A police officer should be dedicated to the population, to keep the community safe and to ensure that rules are being followed. Now I certainly didn’t follow the rule that was placed on a sign saying limit 50km/hr, so why does that make him a REAL officer? Because he approached me in a way where I learned and would follow the rules in the future. He acted for my sake and not his wallet’s. He is a real officer not because he didn’t print me a ticket and let me go, but because the warning he gave me will last with me for much longer than any speeding ticket could have done. Maybe I am simply giving him too much of a benefit but it sure seemed to me that he pulled me over and talked to me in order to right my wrongs and not to hand out tickets to meet his quota. It was as if he performed a duty not merely for money or a salary but because he was looking out for me. He wanted to make sure I didn’t commit the same crime again so he warned me ‘We’re always here. Don’t speed.” He wanted to ensure that I was safe, and the road was safe, so he asked if I was drinking…twice. And lastly, but most importantly, he wanted me to improve and get better, so he gave me a warning and talked to me, as opposed to doling out tickets like the rest of them.


Is this the meaning of life?

In recent memory, I have been contemplating whether or not one can live a successful, thriving life without having a passion. A passion, dedication, longing and willingness to perfect and hone an art form. I say this because I truly believe that who we are as human beings are defined by our passions in life.
Taking a craft and learning about its intricacies, tendencies and little nuances and then adding one’s own spin or signature to it is having a passion. It is something that takes years of toil and labour, over hurdles and valleys, to be knocked down time and time again but to know that this is something that must be done.
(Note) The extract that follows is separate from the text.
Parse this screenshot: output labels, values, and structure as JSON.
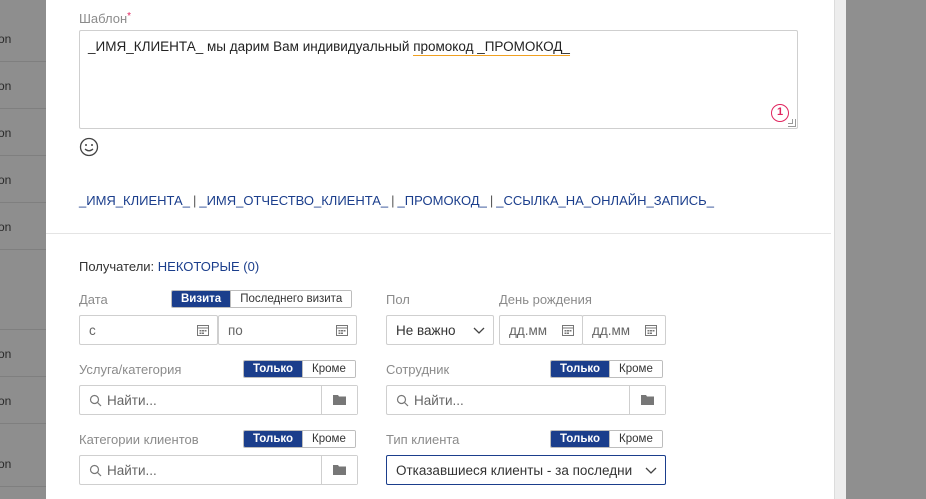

To acknowledge that giving up is not an option, and that failure is merely a learning experience. To know that this burning desire, this longing for greatness, this passion, which comes to life in the form of your art, is something that will engulf you and then slowly become you. This is a passion that burns so deeply that it engrains itself within you and becomes your life.
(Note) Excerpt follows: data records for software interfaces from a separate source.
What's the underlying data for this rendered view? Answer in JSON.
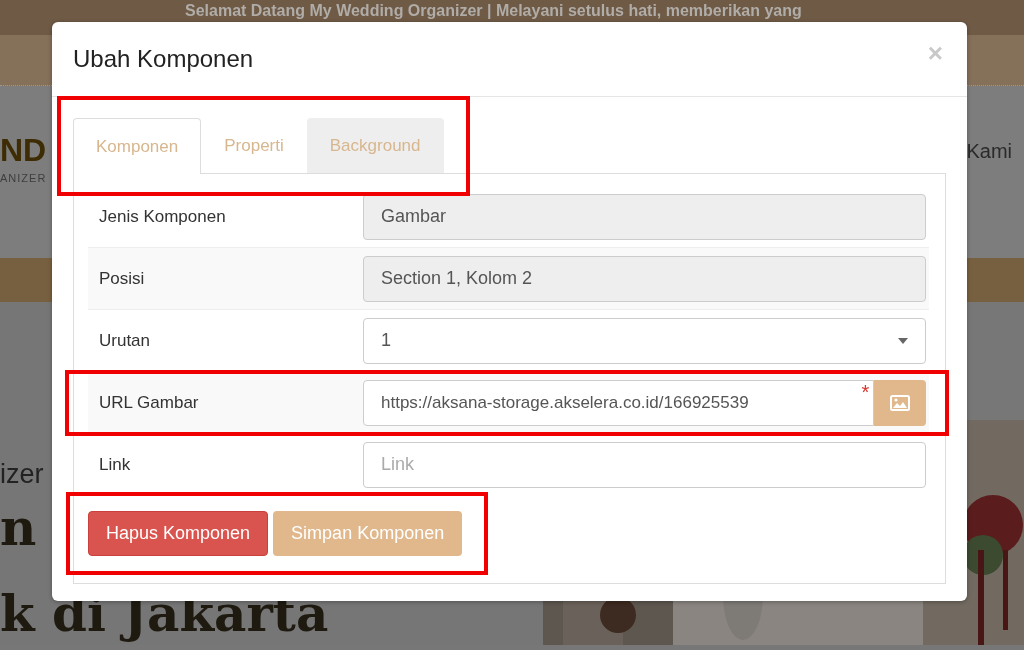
{
  "background_page": {
    "marquee": "Selamat Datang My Wedding Organizer | Melayani setulus hati, memberikan yang",
    "logo_text": "ND",
    "logo_tagline": "ANIZER",
    "nav_item": "Kami",
    "hero_subtitle": "izer",
    "hero_heading_lines": [
      "n",
      "k di Jakarta"
    ]
  },
  "modal": {
    "title": "Ubah Komponen",
    "close": "×",
    "tabs": {
      "highlighted": true,
      "items": [
        {
          "label": "Komponen",
          "selected": true,
          "hovered": false
        },
        {
          "label": "Properti",
          "selected": false,
          "hovered": false
        },
        {
          "label": "Background",
          "selected": false,
          "hovered": true
        }
      ]
    },
    "fields": [
      {
        "label": "Jenis Komponen",
        "kind": "readonly",
        "value": "Gambar",
        "highlighted": false
      },
      {
        "label": "Posisi",
        "kind": "readonly",
        "value": "Section 1, Kolom 2",
        "highlighted": false
      },
      {
        "label": "Urutan",
        "kind": "select",
        "value": "1",
        "highlighted": false
      },
      {
        "label": "URL Gambar",
        "kind": "image-url",
        "value": "https://aksana-storage.akselera.co.id/166925539",
        "required_mark": "*",
        "highlighted": true
      },
      {
        "label": "Link",
        "kind": "input",
        "placeholder": "Link",
        "highlighted": false
      }
    ],
    "actions": {
      "highlighted": true,
      "buttons": [
        {
          "label": "Hapus Komponen",
          "kind": "danger"
        },
        {
          "label": "Simpan Komponen",
          "kind": "primary"
        }
      ]
    }
  }
}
For instance, I consider Kobe Bryant a successful human being not only because he is wealthy and doing something he loves but because he has a degree of passion that is far superior to other athletes. Kobe’s art of slicing defenses on a basketball court has made his name as well as himself synonymous with basketball. His passion for the game is evident in his years of practice and his many All-Star and All-NBA accolades. It is safe to say that all professional athletes have a passion for the game but not all athletes are synonymous with their sport. The mention of Kobe comes in tandem with basketball; it is something that can’t be separated. His art of playing basketball has defined him as well as his life. That is who he is, and that is what he is known for; playing basketball. His passion and love for the game helped him excel and gain recognition as one of the greatest to ever plat but his passion for the game is superior to others because everyone knows Kobe Bryant as a phenomenal basketball player, even those who don’t watch basketball recognize that. Even after his retirement, Kobe Bryant will still go hand in hand with basketball either as a broadcaster, a team owner, or merely as a knowledgeable fan. Sports fans and the general public will still place Kobe Bryant in unison with basketball.
What I am trying to say is that I have many passions; reading, writing, fitness, and learning (getting smarter), that do define me, and make up who I am right now. But I do not yet know who I truly am or what avenue I choose to pursue. All I can confirm is that I am still a work in progress and I can only hope that with dedication and hard work I can finally figure out who I want to be.